Some in the early church took a very tragic turn when it comes to the body. To explore this regrettable turn, check out Reading Renunciation: Asceticism and Scripture in Early Christianity by Elizabeth Clark.
A more wholesome and healthy theology of the body is described by Rubem Alves.
It is like a garden, where flowers and fruits grow.
The smile grows there,
the will to struggle,
the desire to plant gardens,
to bear children,
to hold hands and stroll,
to know . . .
And its ever-rising waters overflow, they run out of it, and the dry desert becomes a watered oasis. That’s the way it is: in this body . . .
Have your ever thought about this? that at Christmas what is celebrated is our body, as something that God desires?
the body. . . it is a welcoming lap.
The ear that hears the lament in silence, without anything said
The magical capacity to hear someone’s tears, far away, never seen, and to weep also.

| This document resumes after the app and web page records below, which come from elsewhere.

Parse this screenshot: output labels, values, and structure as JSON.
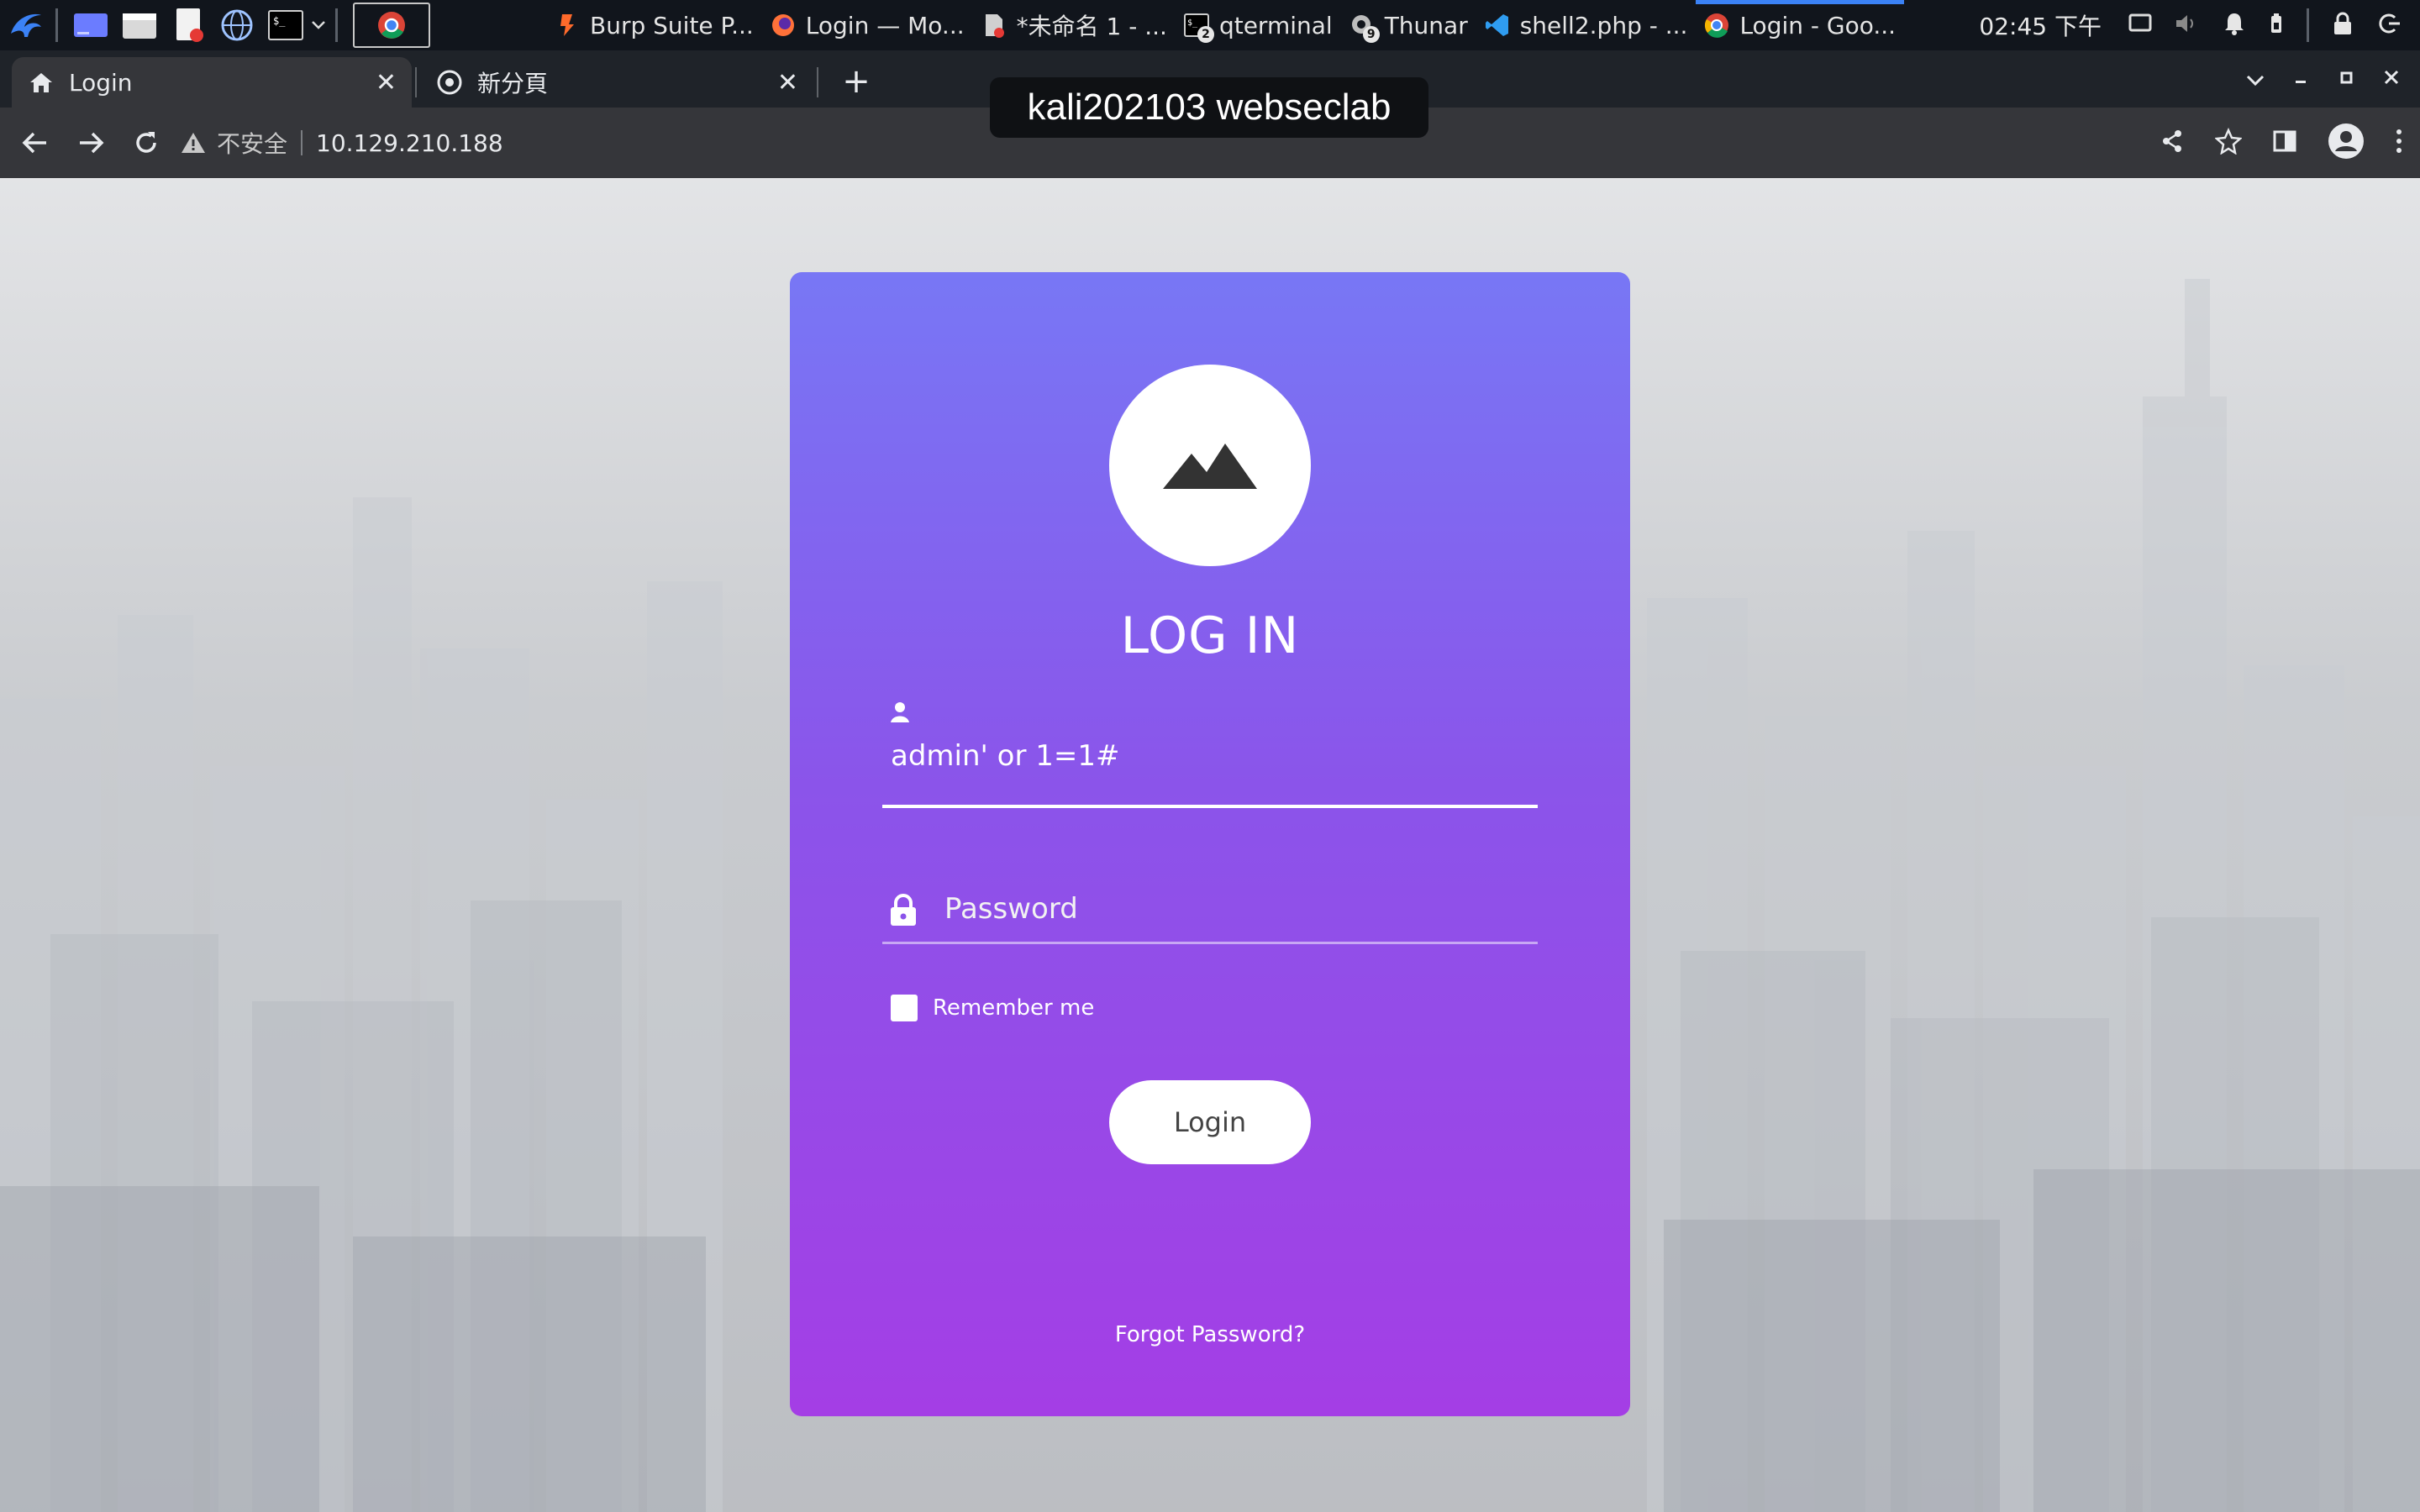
{
  "panel": {
    "tasks": [
      {
        "label": "Burp Suite P...",
        "icon": "burp-icon"
      },
      {
        "label": "Login — Mo...",
        "icon": "firefox-icon"
      },
      {
        "label": "*未命名 1 - ...",
        "icon": "document-icon"
      },
      {
        "label": "qterminal",
        "icon": "terminal-icon",
        "badge": "2"
      },
      {
        "label": "Thunar",
        "icon": "file-manager-icon",
        "badge": "9"
      },
      {
        "label": "shell2.php - ...",
        "icon": "vscode-icon"
      },
      {
        "label": "Login - Goo...",
        "icon": "chrome-icon",
        "active": true
      }
    ],
    "clock": "02:45 下午"
  },
  "browser": {
    "tabs": [
      {
        "title": "Login",
        "icon": "home-icon",
        "active": true
      },
      {
        "title": "新分頁",
        "icon": "chrome-icon",
        "active": false
      }
    ],
    "overlay_label": "kali202103 webseclab",
    "security_label": "不安全",
    "url": "10.129.210.188"
  },
  "login": {
    "title": "LOG IN",
    "username_value": "admin' or 1=1#",
    "password_placeholder": "Password",
    "remember_label": "Remember me",
    "login_button": "Login",
    "forgot_link": "Forgot Password?"
  },
  "colors": {
    "card_top": "#7877f5",
    "card_bottom": "#a43ee5",
    "panel_bg": "#11151c",
    "toolbar_bg": "#35363a"
  }
}
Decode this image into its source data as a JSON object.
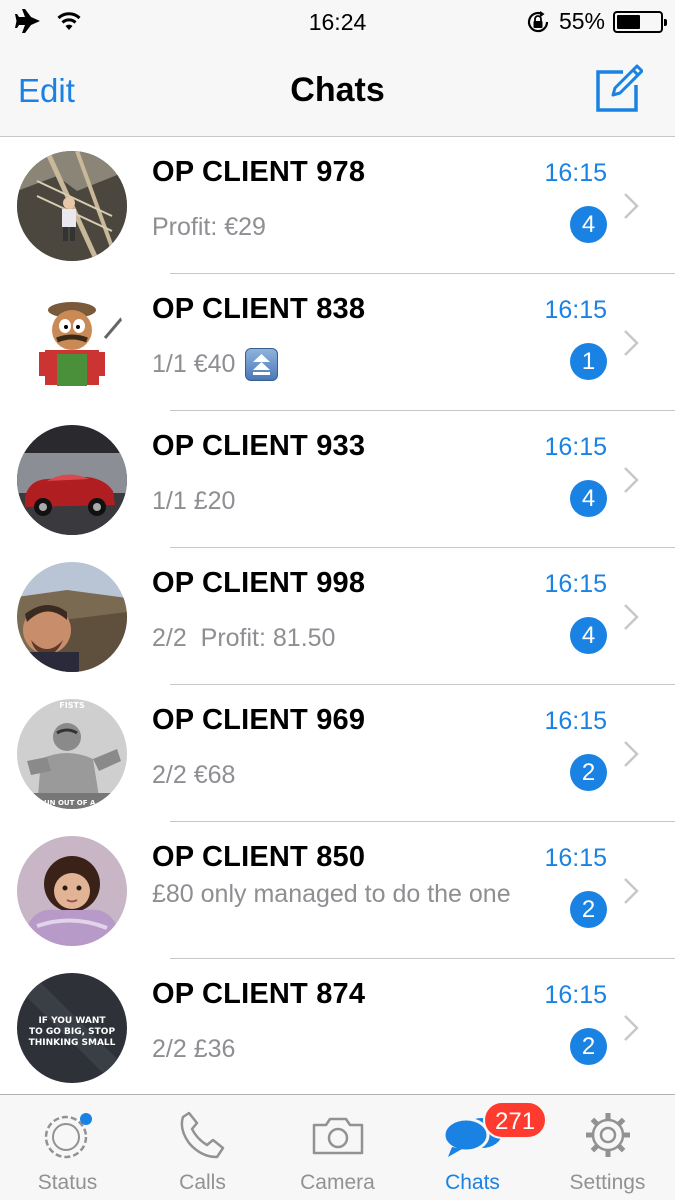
{
  "status_bar": {
    "time": "16:24",
    "battery_percent": "55%",
    "battery_level": 0.55,
    "icons": [
      "airplane-icon",
      "wifi-icon",
      "rotation-lock-icon",
      "battery-icon"
    ]
  },
  "nav": {
    "edit_label": "Edit",
    "title": "Chats",
    "compose_icon": "compose-icon"
  },
  "chats": [
    {
      "name": "OP CLIENT 978",
      "time": "16:15",
      "preview": "Profit: €29",
      "unread": "4"
    },
    {
      "name": "OP CLIENT 838",
      "time": "16:15",
      "preview": "1/1 €40",
      "unread": "1",
      "preview_icon": "up-arrows-emoji"
    },
    {
      "name": "OP CLIENT 933",
      "time": "16:15",
      "preview": "1/1 £20",
      "unread": "4"
    },
    {
      "name": "OP CLIENT 998",
      "time": "16:15",
      "preview": "2/2  Profit: 81.50",
      "unread": "4"
    },
    {
      "name": "OP CLIENT 969",
      "time": "16:15",
      "preview": "2/2 €68",
      "unread": "2"
    },
    {
      "name": "OP CLIENT 850",
      "time": "16:15",
      "preview": "£80 only managed to do the one",
      "unread": "2"
    },
    {
      "name": "OP CLIENT 874",
      "time": "16:15",
      "preview": "2/2 £36",
      "unread": "2"
    }
  ],
  "avatar_text": {
    "969_top": "FISTS",
    "969_bottom": "RUN OUT OF A",
    "874_lines": [
      "IF YOU WANT",
      "TO GO BIG, STOP",
      "THINKING SMALL"
    ]
  },
  "tabs": [
    {
      "label": "Status",
      "icon": "status-icon"
    },
    {
      "label": "Calls",
      "icon": "phone-icon"
    },
    {
      "label": "Camera",
      "icon": "camera-icon"
    },
    {
      "label": "Chats",
      "icon": "chat-bubbles-icon",
      "badge": "271",
      "active": true
    },
    {
      "label": "Settings",
      "icon": "gear-icon"
    }
  ],
  "colors": {
    "accent": "#1a82e2",
    "badge_red": "#ff3b30",
    "secondary_text": "#8e8e93"
  }
}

My body overflows and fertilizes the world.
(Believe in the Resurrection of the Body, pp. 7-8)